We decided to hire a private guide for the first day - a great investment. We asked our instructor (Tim Oates) to help us progress our skills, learn some ropework, and ideally go some place photogenic. He suggested Fiacaill ridge - a grade II winter climb in the Cairngorms. Not too challenging, but plenty of interest and areas to test our skills.

Chris and our instructor walk along a path uphill. There’s small patches of snow in the distance, but the ground is otherwise brown and windswept.

Since our trip the month before, much of the snow had gone - a very different experience. The winds were low this day, which made the whole experience much easier. We’d hoped for more ice and rime on the ground, but weren’t lucky this time. Still, dry rocks are better than wet ones.

A long photo of several hikers in the distance walking along a snowy path on a mountain side.
Ed drinking from a vacuum flask, with snowy mountainside in the distance. He’s wearing full climbing gear - helmet, harness, rucksack.
Photo by Chris Natt.
A photo taken facing along Fiacaill ridge. There’s climbers walking along various sections of it, with one in the foreground.

Fiacaill seems a popular destination with climbers / mountaineers. There are tricky sections, but everything can be avoided if wanted - so you can pick what you want to tackle.

Chris and our instructor stand on a level section of Fiacaill ridge. There’s low cloud on the mountain, but some sunlight just breaking through.
Our instructor gets placing climbing equipment on the edge of an overhang on Fiacaill ridge.
Chris takes a big step out on to an exposed section of Fiacaill ridge. His axe is in a crack providing support.
An exposed step

This was probably the most nerve-wracking bit of the day - a very exposed step. There’s probably a 500ft drop down the side. Tim made sure we were completely safe - but that does little to quell the fear. This is also where axes come in so handy - a ready made handle to help you take that big step.

A macro photo of climbing gear on our instructor’s harness. Chris is visible in the background.
Chris and Ed stand at the top of Fiacaill ridge. The ground is mostly snowy with patches of brown.
Photo of the backs of Chris and our instructor. Our instructor is pointing downhill with a ski pole. There’s dramatic lighting in the sky - sunlight in the foreground and ominous dark clouds in the background. There are patches of snow on the ground.
Long shot of several ski mountaineers in a valley. They have skied to the end of the snow, and are now packing up their gear.
Facing straight on to a large orange sign in front of a cottage. The sign is written in large uppercase blue letters and reads ‘VIROL’.
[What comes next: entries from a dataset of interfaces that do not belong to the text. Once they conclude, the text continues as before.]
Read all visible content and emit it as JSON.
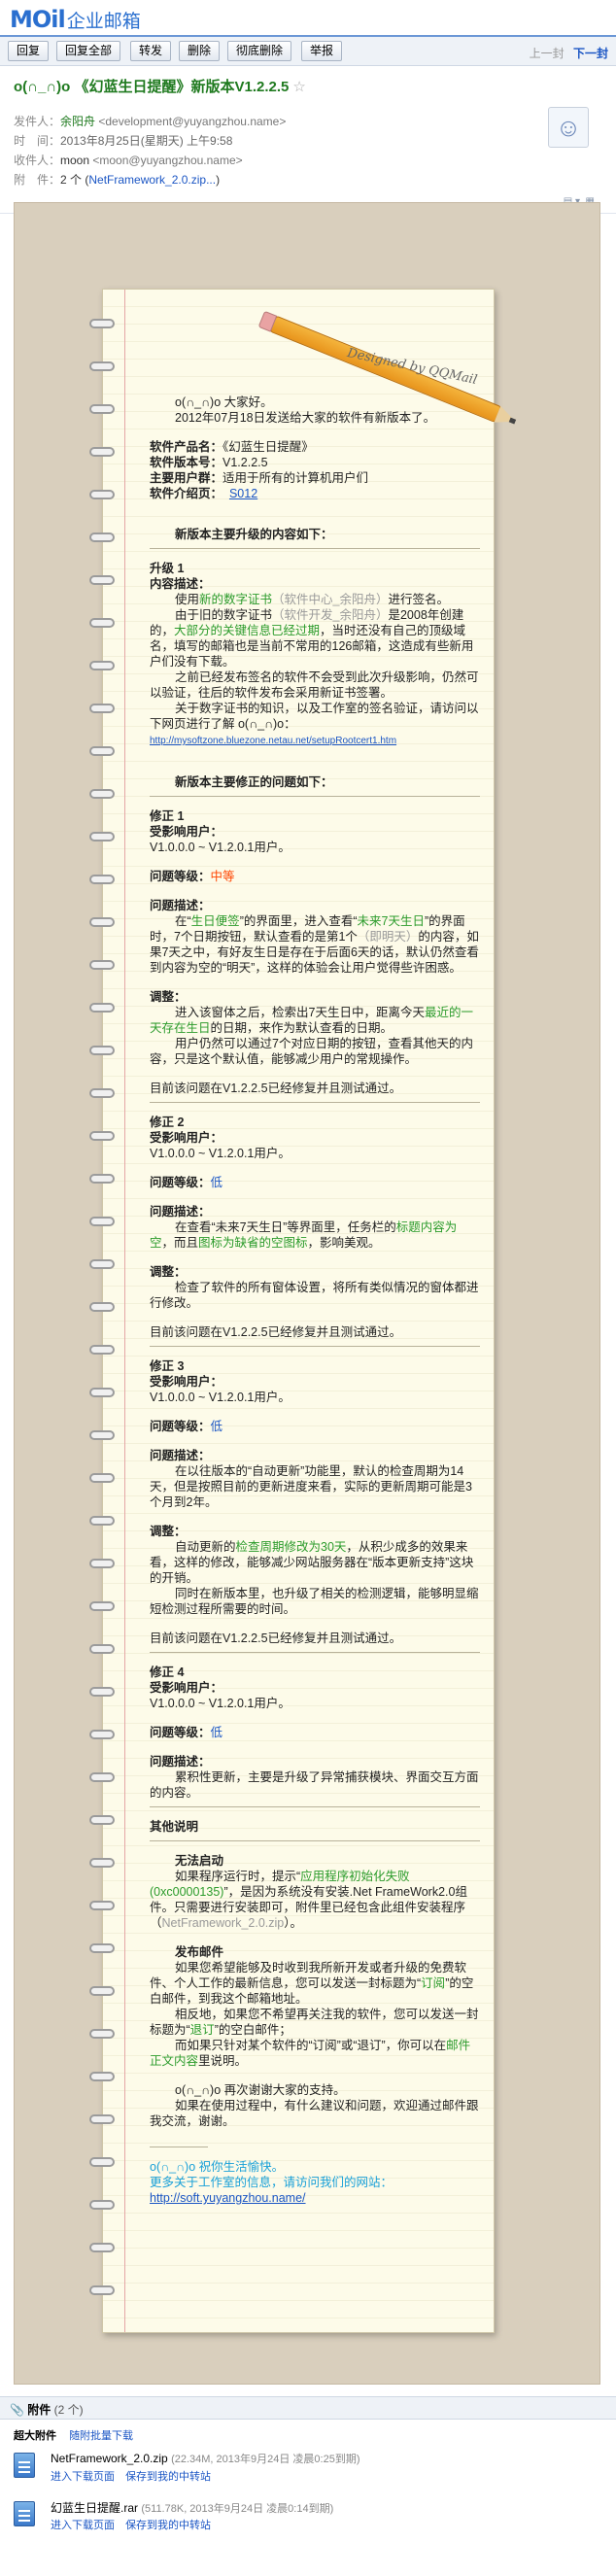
{
  "app": {
    "logo": "MOil",
    "logo_cn": "企业邮箱"
  },
  "toolbar": {
    "reply": "回复",
    "reply_all": "回复全部",
    "forward": "转发",
    "delete": "删除",
    "delete_forever": "彻底删除",
    "report": "举报",
    "prev": "上一封",
    "next": "下一封"
  },
  "mail": {
    "subject": "o(∩_∩)o 《幻蓝生日提醒》新版本V1.2.2.5",
    "star": "☆",
    "sender_label": "发件人：",
    "sender_name": "余阳舟",
    "sender_addr": "<development@yuyangzhou.name>",
    "time_label": "时　间：",
    "time": "2013年8月25日(星期天) 上午9:58",
    "to_label": "收件人：",
    "to_name": "moon",
    "to_addr": "<moon@yuyangzhou.name>",
    "attach_label": "附　件：",
    "attach_count": "2 个",
    "attach_first": "NetFramework_2.0.zip..."
  },
  "letter": {
    "designed_by": "Designed by QQMail",
    "greeting": "o(∩_∩)o  大家好。",
    "intro": "2012年07月18日发送给大家的软件有新版本了。",
    "name_label": "软件产品名：",
    "name_value": "《幻蓝生日提醒》",
    "ver_label": "软件版本号：",
    "ver_value": "V1.2.2.5",
    "users_label": "主要用户群：",
    "users_value": "适用于所有的计算机用户们",
    "intro_page_label": "软件介绍页：",
    "intro_page_value": "S012",
    "upgrade_title": "新版本主要升级的内容如下：",
    "up1_title": "升级 1",
    "up1_desc_label": "内容描述：",
    "up1_p1_a": "使用",
    "up1_p1_b": "新的数字证书",
    "up1_p1_c": "（软件中心_余阳舟）",
    "up1_p1_d": "进行签名。",
    "up1_p2_a": "由于旧的数字证书",
    "up1_p2_b": "（软件开发_余阳舟）",
    "up1_p2_c": "是2008年创建的，",
    "up1_p2_d": "大部分的关键信息已经过期",
    "up1_p2_e": "，当时还没有自己的顶级域名，填写的邮箱也是当前不常用的126邮箱，这造成有些新用户们没有下载。",
    "up1_p3": "之前已经发布签名的软件不会受到此次升级影响，仍然可以验证，往后的软件发布会采用新证书签署。",
    "up1_p4": "关于数字证书的知识，以及工作室的签名验证，请访问以下网页进行了解 o(∩_∩)o：",
    "up1_link": "http://mysoftzone.bluezone.netau.net/setupRootcert1.htm",
    "fix_title": "新版本主要修正的问题如下：",
    "fix1_title": "修正 1",
    "affected_label": "受影响用户：",
    "affected_range": "V1.0.0.0 ~ V1.2.0.1用户。",
    "level_label": "问题等级：",
    "fix1_level": "中等",
    "desc_label": "问题描述：",
    "fix1_desc_a": "在“",
    "fix1_desc_b": "生日便签",
    "fix1_desc_c": "”的界面里，进入查看“",
    "fix1_desc_d": "未来7天生日",
    "fix1_desc_e": "”的界面时，7个日期按钮，默认查看的是第1个",
    "fix1_desc_f": "（即明天）",
    "fix1_desc_g": "的内容，如果7天之中，有好友生日是存在于后面6天的话，默认仍然查看到内容为空的“明天”，这样的体验会让用户觉得些许困惑。",
    "adjust_label": "调整：",
    "fix1_adj_a": "进入该窗体之后，检索出7天生日中，距离今天",
    "fix1_adj_b": "最近的一天存在生日",
    "fix1_adj_c": "的日期，来作为默认查看的日期。",
    "fix1_adj_p2": "用户仍然可以通过7个对应日期的按钮，查看其他天的内容，只是这个默认值，能够减少用户的常规操作。",
    "fixed_note": "目前该问题在V1.2.2.5已经修复并且测试通过。",
    "fix2_title": "修正 2",
    "low": "低",
    "fix2_desc_a": "在查看“未来7天生日”等界面里，任务栏的",
    "fix2_desc_b": "标题内容为空",
    "fix2_desc_c": "，而且",
    "fix2_desc_d": "图标为缺省的空图标",
    "fix2_desc_e": "，影响美观。",
    "fix2_adj": "检查了软件的所有窗体设置，将所有类似情况的窗体都进行修改。",
    "fix3_title": "修正 3",
    "fix3_desc": "在以往版本的“自动更新”功能里，默认的检查周期为14天，但是按照目前的更新进度来看，实际的更新周期可能是3个月到2年。",
    "fix3_adj_a": "自动更新的",
    "fix3_adj_b": "检查周期修改为30天",
    "fix3_adj_c": "，从积少成多的效果来看，这样的修改，能够减少网站服务器在“版本更新支持”这块的开销。",
    "fix3_adj_p2": "同时在新版本里，也升级了相关的检测逻辑，能够明显缩短检测过程所需要的时间。",
    "fix4_title": "修正 4",
    "fix4_desc": "累积性更新，主要是升级了异常捕获模块、界面交互方面的内容。",
    "other_title": "其他说明",
    "cannot_start": "无法启动",
    "cs_a": "如果程序运行时，提示“",
    "cs_b": "应用程序初始化失败(0xc0000135)",
    "cs_c": "”，是因为系统没有安装.Net FrameWork2.0组件。只需要进行安装即可，附件里已经包含此组件安装程序（",
    "cs_d": "NetFramework_2.0.zip",
    "cs_e": "）。",
    "publish_title": "发布邮件",
    "pub_p1_a": "如果您希望能够及时收到我所新开发或者升级的免费软件、个人工作的最新信息，您可以发送一封标题为“",
    "pub_p1_b": "订阅",
    "pub_p1_c": "”的空白邮件，到我这个邮箱地址。",
    "pub_p2_a": "相反地，如果您不希望再关注我的软件，您可以发送一封标题为“",
    "pub_p2_b": "退订",
    "pub_p2_c": "”的空白邮件；",
    "pub_p3_a": "而如果只针对某个软件的“订阅”或“退订”，你可以在",
    "pub_p3_b": "邮件正文内容",
    "pub_p3_c": "里说明。",
    "thanks": "o(∩_∩)o 再次谢谢大家的支持。",
    "thanks_p2": "如果在使用过程中，有什么建议和问题，欢迎通过邮件跟我交流，谢谢。",
    "sign1": "o(∩_∩)o  祝你生活愉快。",
    "sign2": "更多关于工作室的信息，请访问我们的网站：",
    "sign_link": "http://soft.yuyangzhou.name/"
  },
  "attachments": {
    "header": "附件",
    "count": "(2 个)",
    "super_label": "超大附件",
    "batch_download": "随附批量下载",
    "files": [
      {
        "name": "NetFramework_2.0.zip",
        "meta": "(22.34M, 2013年9月24日 凌晨0:25到期)",
        "action1": "进入下载页面",
        "action2": "保存到我的中转站"
      },
      {
        "name": "幻蓝生日提醒.rar",
        "meta": "(511.78K, 2013年9月24日 凌晨0:14到期)",
        "action1": "进入下载页面",
        "action2": "保存到我的中转站"
      }
    ]
  },
  "icons": {
    "avatar": "user-avatar-icon",
    "file": "file-icon",
    "pencil": "pencil-icon"
  }
}
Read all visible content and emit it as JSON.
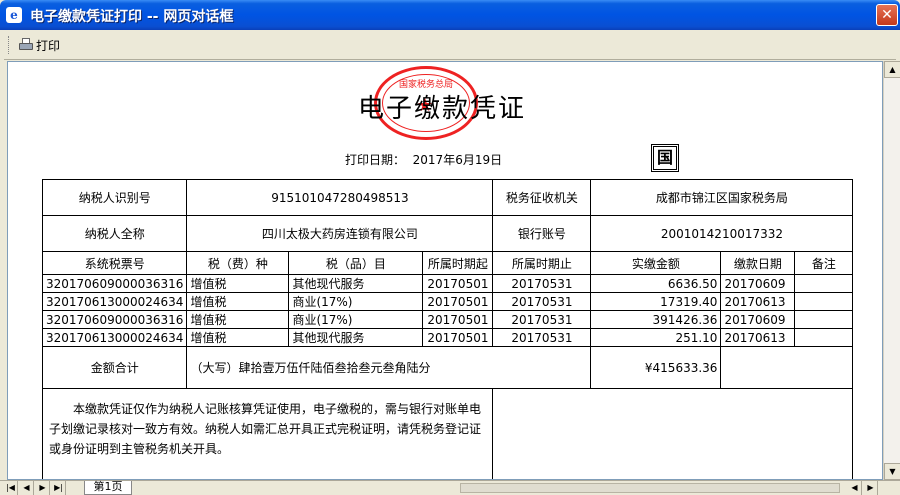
{
  "window": {
    "title": "电子缴款凭证打印 -- 网页对话框",
    "icon_glyph": "e",
    "close_glyph": "✕"
  },
  "toolbar": {
    "print_label": "打印"
  },
  "document": {
    "title": "电子缴款凭证",
    "print_date_label": "打印日期：",
    "print_date": "2017年6月19日",
    "guo_char": "国",
    "stamp_text": "国家税务总局",
    "info": {
      "taxpayer_id_label": "纳税人识别号",
      "taxpayer_id": "915101047280498513",
      "tax_office_label": "税务征收机关",
      "tax_office": "成都市锦江区国家税务局",
      "taxpayer_name_label": "纳税人全称",
      "taxpayer_name": "四川太极大药房连锁有限公司",
      "bank_account_label": "银行账号",
      "bank_account": "2001014210017332"
    },
    "columns": [
      "系统税票号",
      "税（费）种",
      "税（品）目",
      "所属时期起",
      "所属时期止",
      "实缴金额",
      "缴款日期",
      "备注"
    ],
    "rows": [
      {
        "ticket": "320170609000036316",
        "tax_type": "增值税",
        "item": "其他现代服务",
        "from": "20170501",
        "to": "20170531",
        "amount": "6636.50",
        "date": "20170609",
        "note": ""
      },
      {
        "ticket": "320170613000024634",
        "tax_type": "增值税",
        "item": "商业(17%)",
        "from": "20170501",
        "to": "20170531",
        "amount": "17319.40",
        "date": "20170613",
        "note": ""
      },
      {
        "ticket": "320170609000036316",
        "tax_type": "增值税",
        "item": "商业(17%)",
        "from": "20170501",
        "to": "20170531",
        "amount": "391426.36",
        "date": "20170609",
        "note": ""
      },
      {
        "ticket": "320170613000024634",
        "tax_type": "增值税",
        "item": "其他现代服务",
        "from": "20170501",
        "to": "20170531",
        "amount": "251.10",
        "date": "20170613",
        "note": ""
      }
    ],
    "total_label": "金额合计",
    "total_words": "（大写）肆拾壹万伍仟陆佰叁拾叁元叁角陆分",
    "total_amount": "¥415633.36",
    "notice": "本缴款凭证仅作为纳税人记账核算凭证使用，电子缴税的，需与银行对账单电子划缴记录核对一致方有效。纳税人如需汇总开具正式完税证明，请凭税务登记证或身份证明到主管税务机关开具。"
  },
  "statusbar": {
    "page_tab": "第1页"
  }
}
Our thanks to Tim for an enjoyable day that well matched our aspirations. I imagine we’ll attempt the ridge again on our own one day to see how far we’ve progressed.